Segment Start: Records shown

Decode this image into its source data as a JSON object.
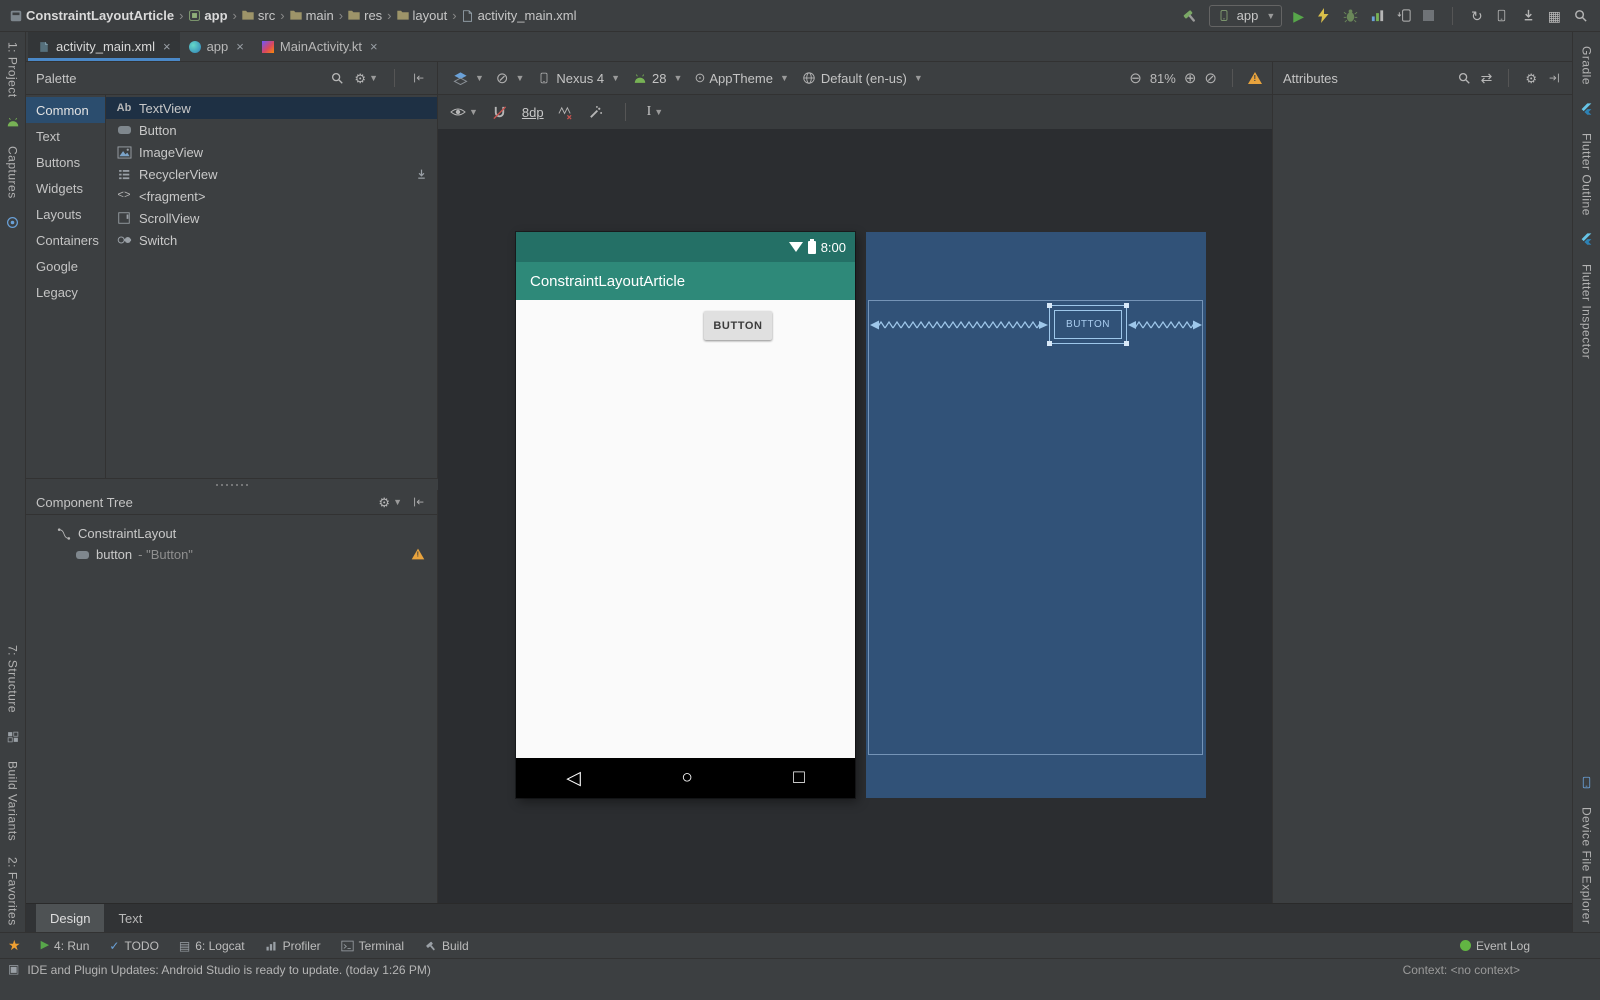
{
  "breadcrumb": {
    "separator": "›",
    "items": [
      "ConstraintLayoutArticle",
      "app",
      "src",
      "main",
      "res",
      "layout",
      "activity_main.xml"
    ]
  },
  "top_toolbar": {
    "run_config": "app"
  },
  "editor_tabs": [
    {
      "label": "activity_main.xml"
    },
    {
      "label": "app"
    },
    {
      "label": "MainActivity.kt"
    }
  ],
  "left_stripe": {
    "project": "1: Project",
    "captures": "Captures",
    "structure": "7: Structure",
    "build_variants": "Build Variants",
    "favorites": "2: Favorites"
  },
  "right_stripe": {
    "gradle": "Gradle",
    "flutter_outline": "Flutter Outline",
    "flutter_inspector": "Flutter Inspector",
    "device_file_explorer": "Device File Explorer"
  },
  "palette": {
    "title": "Palette",
    "categories": [
      "Common",
      "Text",
      "Buttons",
      "Widgets",
      "Layouts",
      "Containers",
      "Google",
      "Legacy"
    ],
    "components": [
      "TextView",
      "Button",
      "ImageView",
      "RecyclerView",
      "<fragment>",
      "ScrollView",
      "Switch"
    ]
  },
  "component_tree": {
    "title": "Component Tree",
    "root_label": "ConstraintLayout",
    "child_label": "button",
    "child_suffix": "- \"Button\""
  },
  "design_toolbar": {
    "device": "Nexus 4",
    "api_level": "28",
    "theme": "AppTheme",
    "locale": "Default (en-us)",
    "zoom": "81%"
  },
  "surface_toolbar": {
    "default_margin": "8dp"
  },
  "attributes_panel": {
    "title": "Attributes"
  },
  "device_preview": {
    "status_time": "8:00",
    "app_title": "ConstraintLayoutArticle",
    "button_label": "BUTTON"
  },
  "blueprint_preview": {
    "button_label": "BUTTON"
  },
  "mode_tabs": {
    "design": "Design",
    "text": "Text"
  },
  "bottom_toolbar": {
    "run": "4: Run",
    "todo": "TODO",
    "logcat": "6: Logcat",
    "profiler": "Profiler",
    "terminal": "Terminal",
    "build": "Build",
    "event_log": "Event Log"
  },
  "status_bar": {
    "message": "IDE and Plugin Updates: Android Studio is ready to update. (today 1:26 PM)",
    "context": "Context: <no context>"
  }
}
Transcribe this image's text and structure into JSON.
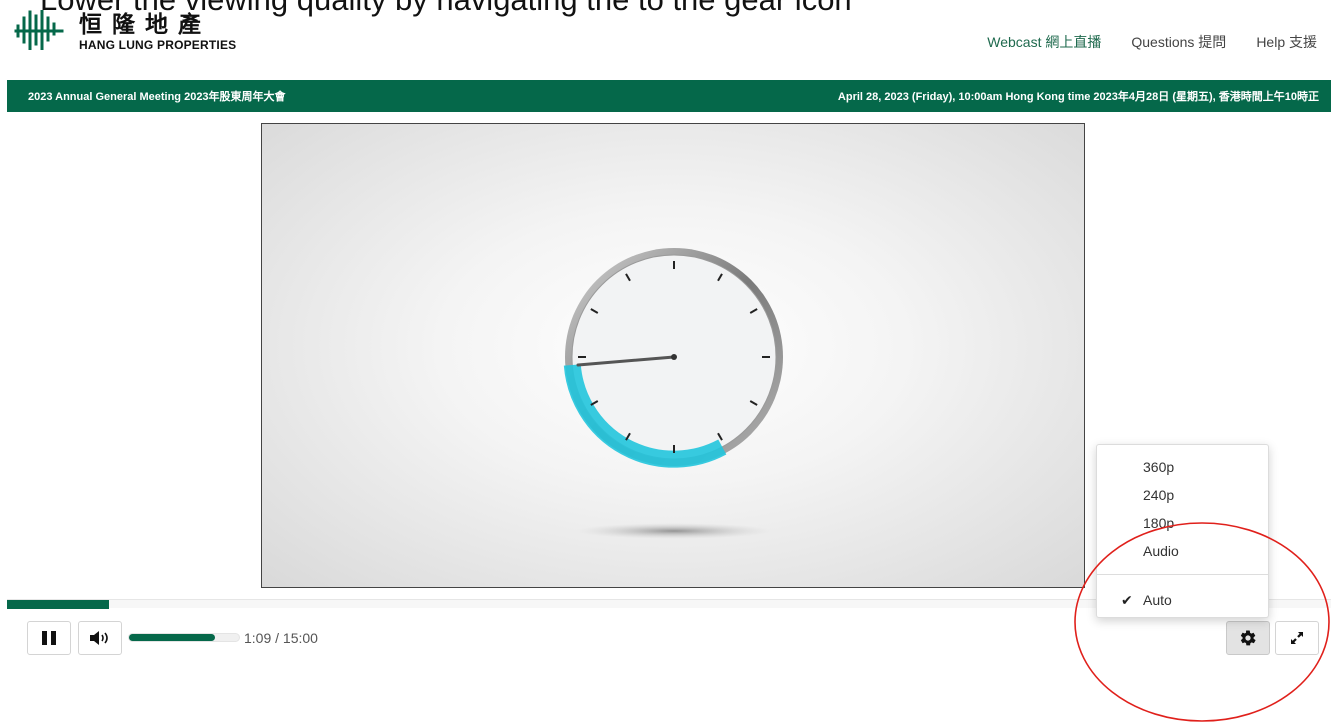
{
  "instruction_caption": "Lower the viewing quality by navigating the to the gear icon",
  "logo": {
    "chinese_name": "恒隆地產",
    "english_name": "HANG LUNG PROPERTIES"
  },
  "nav": {
    "webcast": "Webcast 網上直播",
    "questions": "Questions 提問",
    "help": "Help 支援"
  },
  "banner": {
    "event_title": "2023 Annual General Meeting 2023年股東周年大會",
    "event_time": "April 28, 2023 (Friday), 10:00am Hong Kong time 2023年4月28日 (星期五), 香港時間上午10時正"
  },
  "player": {
    "progress_fraction": 0.077,
    "volume_fraction": 0.78,
    "time_display": "1:09 / 15:00",
    "icons": {
      "play_pause": "pause-icon",
      "volume": "volume-icon",
      "settings": "gear-icon",
      "fullscreen": "fullscreen-icon"
    }
  },
  "quality_menu": {
    "options": [
      "360p",
      "240p",
      "180p",
      "Audio"
    ],
    "auto_label": "Auto",
    "selected": "Auto"
  },
  "colors": {
    "brand_green": "#05684a",
    "annotation_red": "#e0201b",
    "gauge_cyan": "#22c5dd"
  }
}
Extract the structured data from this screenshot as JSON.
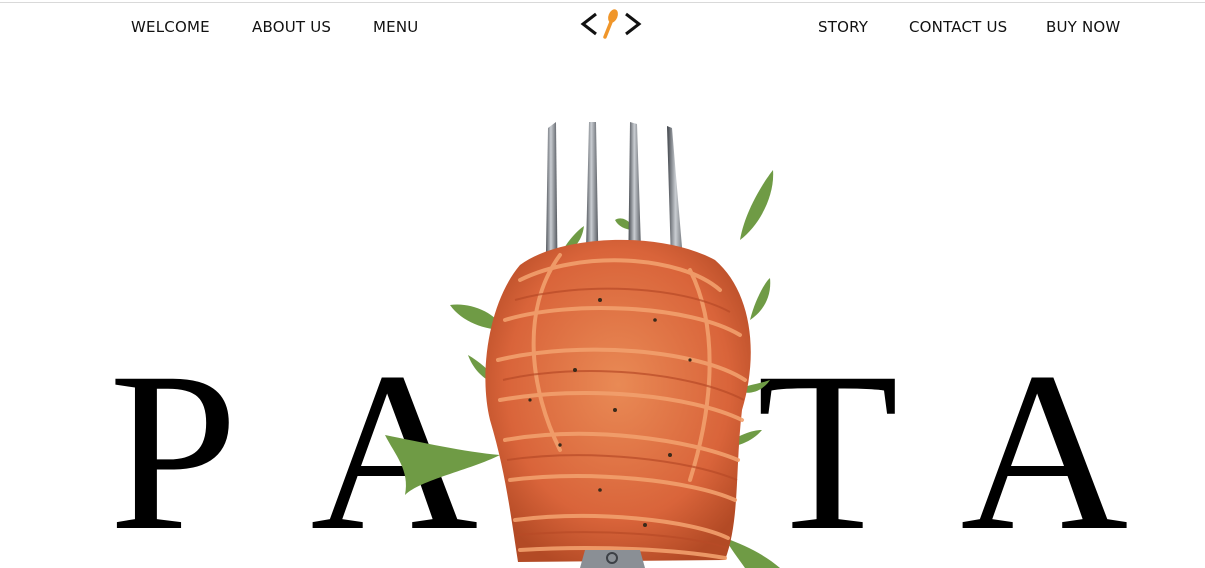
{
  "nav": {
    "left": [
      {
        "label": "WELCOME"
      },
      {
        "label": "ABOUT US"
      },
      {
        "label": "MENU"
      }
    ],
    "right": [
      {
        "label": "STORY"
      },
      {
        "label": "CONTACT US"
      },
      {
        "label": "BUY NOW"
      }
    ],
    "logo_icon": "code-brackets-spoon-icon"
  },
  "hero": {
    "letters": [
      "P",
      "A",
      "T",
      "A"
    ],
    "image_icon": "fork-with-spaghetti-icon"
  },
  "colors": {
    "accent": "#f0962a",
    "text": "#111111",
    "sauce": "#d9643a",
    "arugula": "#6f9b45",
    "fork": "#7d8288"
  }
}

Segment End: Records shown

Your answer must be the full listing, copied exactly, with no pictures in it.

Decode this image into its source data as a JSON object.
{
  "breadcrumb": {
    "separator": "›",
    "items": [
      "ConstraintLayoutArticle",
      "app",
      "src",
      "main",
      "res",
      "layout",
      "activity_main.xml"
    ]
  },
  "top_toolbar": {
    "run_config": "app"
  },
  "editor_tabs": [
    {
      "label": "activity_main.xml"
    },
    {
      "label": "app"
    },
    {
      "label": "MainActivity.kt"
    }
  ],
  "left_stripe": {
    "project": "1: Project",
    "captures": "Captures",
    "structure": "7: Structure",
    "build_variants": "Build Variants",
    "favorites": "2: Favorites"
  },
  "right_stripe": {
    "gradle": "Gradle",
    "flutter_outline": "Flutter Outline",
    "flutter_inspector": "Flutter Inspector",
    "device_file_explorer": "Device File Explorer"
  },
  "palette": {
    "title": "Palette",
    "categories": [
      "Common",
      "Text",
      "Buttons",
      "Widgets",
      "Layouts",
      "Containers",
      "Google",
      "Legacy"
    ],
    "components": [
      "TextView",
      "Button",
      "ImageView",
      "RecyclerView",
      "<fragment>",
      "ScrollView",
      "Switch"
    ]
  },
  "component_tree": {
    "title": "Component Tree",
    "root_label": "ConstraintLayout",
    "child_label": "button",
    "child_suffix": "- \"Button\""
  },
  "design_toolbar": {
    "device": "Nexus 4",
    "api_level": "28",
    "theme": "AppTheme",
    "locale": "Default (en-us)",
    "zoom": "81%"
  },
  "surface_toolbar": {
    "default_margin": "8dp"
  },
  "attributes_panel": {
    "title": "Attributes"
  },
  "device_preview": {
    "status_time": "8:00",
    "app_title": "ConstraintLayoutArticle",
    "button_label": "BUTTON"
  },
  "blueprint_preview": {
    "button_label": "BUTTON"
  },
  "mode_tabs": {
    "design": "Design",
    "text": "Text"
  },
  "bottom_toolbar": {
    "run": "4: Run",
    "todo": "TODO",
    "logcat": "6: Logcat",
    "profiler": "Profiler",
    "terminal": "Terminal",
    "build": "Build",
    "event_log": "Event Log"
  },
  "status_bar": {
    "message": "IDE and Plugin Updates: Android Studio is ready to update. (today 1:26 PM)",
    "context": "Context: <no context>"
  }
}
Transcribe this image's text and structure into JSON.
{
  "instruction_caption": "Lower the viewing quality by navigating the to the gear icon",
  "logo": {
    "chinese_name": "恒隆地產",
    "english_name": "HANG LUNG PROPERTIES"
  },
  "nav": {
    "webcast": "Webcast 網上直播",
    "questions": "Questions 提問",
    "help": "Help 支援"
  },
  "banner": {
    "event_title": "2023 Annual General Meeting 2023年股東周年大會",
    "event_time": "April 28, 2023 (Friday), 10:00am Hong Kong time 2023年4月28日 (星期五), 香港時間上午10時正"
  },
  "player": {
    "progress_fraction": 0.077,
    "volume_fraction": 0.78,
    "time_display": "1:09 / 15:00",
    "icons": {
      "play_pause": "pause-icon",
      "volume": "volume-icon",
      "settings": "gear-icon",
      "fullscreen": "fullscreen-icon"
    }
  },
  "quality_menu": {
    "options": [
      "360p",
      "240p",
      "180p",
      "Audio"
    ],
    "auto_label": "Auto",
    "selected": "Auto"
  },
  "colors": {
    "brand_green": "#05684a",
    "annotation_red": "#e0201b",
    "gauge_cyan": "#22c5dd"
  }
}
Extract the structured data from this screenshot as JSON.
{
  "nav": {
    "left": [
      {
        "label": "WELCOME"
      },
      {
        "label": "ABOUT US"
      },
      {
        "label": "MENU"
      }
    ],
    "right": [
      {
        "label": "STORY"
      },
      {
        "label": "CONTACT US"
      },
      {
        "label": "BUY NOW"
      }
    ],
    "logo_icon": "code-brackets-spoon-icon"
  },
  "hero": {
    "letters": [
      "P",
      "A",
      "T",
      "A"
    ],
    "image_icon": "fork-with-spaghetti-icon"
  },
  "colors": {
    "accent": "#f0962a",
    "text": "#111111",
    "sauce": "#d9643a",
    "arugula": "#6f9b45",
    "fork": "#7d8288"
  }
}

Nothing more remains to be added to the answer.